### The records
>>>>>

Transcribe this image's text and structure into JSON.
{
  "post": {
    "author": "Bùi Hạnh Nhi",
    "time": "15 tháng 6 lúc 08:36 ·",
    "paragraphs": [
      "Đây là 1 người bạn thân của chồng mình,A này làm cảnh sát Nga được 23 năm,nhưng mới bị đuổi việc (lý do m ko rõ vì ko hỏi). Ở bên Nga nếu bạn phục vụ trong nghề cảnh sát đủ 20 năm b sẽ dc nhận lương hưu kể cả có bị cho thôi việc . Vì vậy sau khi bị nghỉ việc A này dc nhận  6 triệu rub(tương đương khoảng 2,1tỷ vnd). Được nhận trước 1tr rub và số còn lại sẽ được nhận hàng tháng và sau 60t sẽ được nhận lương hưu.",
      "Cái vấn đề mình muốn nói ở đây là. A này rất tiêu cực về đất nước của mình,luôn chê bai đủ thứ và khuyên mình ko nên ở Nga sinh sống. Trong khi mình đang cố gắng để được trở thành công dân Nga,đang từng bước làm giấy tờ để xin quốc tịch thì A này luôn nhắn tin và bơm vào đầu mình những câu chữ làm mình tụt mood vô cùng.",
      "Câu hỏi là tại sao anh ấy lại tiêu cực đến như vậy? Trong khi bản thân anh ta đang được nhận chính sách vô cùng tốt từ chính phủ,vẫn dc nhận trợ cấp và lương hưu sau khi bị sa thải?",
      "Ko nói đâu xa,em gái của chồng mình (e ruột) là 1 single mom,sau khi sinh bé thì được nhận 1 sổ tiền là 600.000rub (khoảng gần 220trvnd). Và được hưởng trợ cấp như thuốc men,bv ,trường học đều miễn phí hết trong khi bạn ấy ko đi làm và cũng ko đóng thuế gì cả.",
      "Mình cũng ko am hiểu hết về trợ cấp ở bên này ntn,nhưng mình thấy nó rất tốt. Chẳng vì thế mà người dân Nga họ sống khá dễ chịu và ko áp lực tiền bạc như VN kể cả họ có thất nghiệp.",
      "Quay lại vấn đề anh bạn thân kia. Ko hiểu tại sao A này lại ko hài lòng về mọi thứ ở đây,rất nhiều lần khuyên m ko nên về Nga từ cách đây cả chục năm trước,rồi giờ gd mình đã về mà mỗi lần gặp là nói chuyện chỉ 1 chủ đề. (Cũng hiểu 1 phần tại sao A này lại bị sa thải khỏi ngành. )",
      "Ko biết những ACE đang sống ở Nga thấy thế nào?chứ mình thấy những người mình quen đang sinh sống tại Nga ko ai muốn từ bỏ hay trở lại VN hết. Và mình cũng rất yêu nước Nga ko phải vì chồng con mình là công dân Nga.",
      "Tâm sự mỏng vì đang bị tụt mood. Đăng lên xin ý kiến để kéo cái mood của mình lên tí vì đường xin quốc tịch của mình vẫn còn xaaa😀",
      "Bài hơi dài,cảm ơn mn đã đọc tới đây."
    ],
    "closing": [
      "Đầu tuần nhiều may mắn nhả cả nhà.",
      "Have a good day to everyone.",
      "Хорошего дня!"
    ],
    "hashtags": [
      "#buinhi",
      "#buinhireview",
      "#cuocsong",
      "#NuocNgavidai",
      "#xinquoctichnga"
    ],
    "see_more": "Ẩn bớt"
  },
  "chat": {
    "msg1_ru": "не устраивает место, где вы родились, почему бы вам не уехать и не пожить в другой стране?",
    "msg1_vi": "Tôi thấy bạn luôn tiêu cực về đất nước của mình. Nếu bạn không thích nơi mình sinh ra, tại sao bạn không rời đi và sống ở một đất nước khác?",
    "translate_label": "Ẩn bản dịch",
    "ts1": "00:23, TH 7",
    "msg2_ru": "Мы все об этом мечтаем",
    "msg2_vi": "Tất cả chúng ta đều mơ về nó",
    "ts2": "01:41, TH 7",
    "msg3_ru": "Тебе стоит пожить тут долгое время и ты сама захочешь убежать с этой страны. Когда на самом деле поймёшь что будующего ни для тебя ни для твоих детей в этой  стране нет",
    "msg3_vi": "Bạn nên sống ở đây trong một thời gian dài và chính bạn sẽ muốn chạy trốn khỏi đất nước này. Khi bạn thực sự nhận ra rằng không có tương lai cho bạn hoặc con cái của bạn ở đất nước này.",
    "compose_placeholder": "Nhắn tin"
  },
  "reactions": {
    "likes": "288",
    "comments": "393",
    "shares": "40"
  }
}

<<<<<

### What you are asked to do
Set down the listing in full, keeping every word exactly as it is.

### Solution
Transcribe this image's text and structure into JSON.
{
  "post": {
    "author": "Bùi Hạnh Nhi",
    "time": "15 tháng 6 lúc 08:36 ·",
    "paragraphs": [
      "Đây là 1 người bạn thân của chồng mình,A này làm cảnh sát Nga được 23 năm,nhưng mới bị đuổi việc (lý do m ko rõ vì ko hỏi). Ở bên Nga nếu bạn phục vụ trong nghề cảnh sát đủ 20 năm b sẽ dc nhận lương hưu kể cả có bị cho thôi việc . Vì vậy sau khi bị nghỉ việc A này dc nhận  6 triệu rub(tương đương khoảng 2,1tỷ vnd). Được nhận trước 1tr rub và số còn lại sẽ được nhận hàng tháng và sau 60t sẽ được nhận lương hưu.",
      "Cái vấn đề mình muốn nói ở đây là. A này rất tiêu cực về đất nước của mình,luôn chê bai đủ thứ và khuyên mình ko nên ở Nga sinh sống. Trong khi mình đang cố gắng để được trở thành công dân Nga,đang từng bước làm giấy tờ để xin quốc tịch thì A này luôn nhắn tin và bơm vào đầu mình những câu chữ làm mình tụt mood vô cùng.",
      "Câu hỏi là tại sao anh ấy lại tiêu cực đến như vậy? Trong khi bản thân anh ta đang được nhận chính sách vô cùng tốt từ chính phủ,vẫn dc nhận trợ cấp và lương hưu sau khi bị sa thải?",
      "Ko nói đâu xa,em gái của chồng mình (e ruột) là 1 single mom,sau khi sinh bé thì được nhận 1 sổ tiền là 600.000rub (khoảng gần 220trvnd). Và được hưởng trợ cấp như thuốc men,bv ,trường học đều miễn phí hết trong khi bạn ấy ko đi làm và cũng ko đóng thuế gì cả.",
      "Mình cũng ko am hiểu hết về trợ cấp ở bên này ntn,nhưng mình thấy nó rất tốt. Chẳng vì thế mà người dân Nga họ sống khá dễ chịu và ko áp lực tiền bạc như VN kể cả họ có thất nghiệp.",
      "Quay lại vấn đề anh bạn thân kia. Ko hiểu tại sao A này lại ko hài lòng về mọi thứ ở đây,rất nhiều lần khuyên m ko nên về Nga từ cách đây cả chục năm trước,rồi giờ gd mình đã về mà mỗi lần gặp là nói chuyện chỉ 1 chủ đề. (Cũng hiểu 1 phần tại sao A này lại bị sa thải khỏi ngành. )",
      "Ko biết những ACE đang sống ở Nga thấy thế nào?chứ mình thấy những người mình quen đang sinh sống tại Nga ko ai muốn từ bỏ hay trở lại VN hết. Và mình cũng rất yêu nước Nga ko phải vì chồng con mình là công dân Nga.",
      "Tâm sự mỏng vì đang bị tụt mood. Đăng lên xin ý kiến để kéo cái mood của mình lên tí vì đường xin quốc tịch của mình vẫn còn xaaa😀",
      "Bài hơi dài,cảm ơn mn đã đọc tới đây."
    ],
    "closing": [
      "Đầu tuần nhiều may mắn nhả cả nhà.",
      "Have a good day to everyone.",
      "Хорошего дня!"
    ],
    "hashtags": [
      "#buinhi",
      "#buinhireview",
      "#cuocsong",
      "#NuocNgavidai",
      "#xinquoctichnga"
    ],
    "see_more": "Ẩn bớt"
  },
  "chat": {
    "msg1_ru": "не устраивает место, где вы родились, почему бы вам не уехать и не пожить в другой стране?",
    "msg1_vi": "Tôi thấy bạn luôn tiêu cực về đất nước của mình. Nếu bạn không thích nơi mình sinh ra, tại sao bạn không rời đi và sống ở một đất nước khác?",
    "translate_label": "Ẩn bản dịch",
    "ts1": "00:23, TH 7",
    "msg2_ru": "Мы все об этом мечтаем",
    "msg2_vi": "Tất cả chúng ta đều mơ về nó",
    "ts2": "01:41, TH 7",
    "msg3_ru": "Тебе стоит пожить тут долгое время и ты сама захочешь убежать с этой страны. Когда на самом деле поймёшь что будующего ни для тебя ни для твоих детей в этой  стране нет",
    "msg3_vi": "Bạn nên sống ở đây trong một thời gian dài và chính bạn sẽ muốn chạy trốn khỏi đất nước này. Khi bạn thực sự nhận ra rằng không có tương lai cho bạn hoặc con cái của bạn ở đất nước này.",
    "compose_placeholder": "Nhắn tin"
  },
  "reactions": {
    "likes": "288",
    "comments": "393",
    "shares": "40"
  }
}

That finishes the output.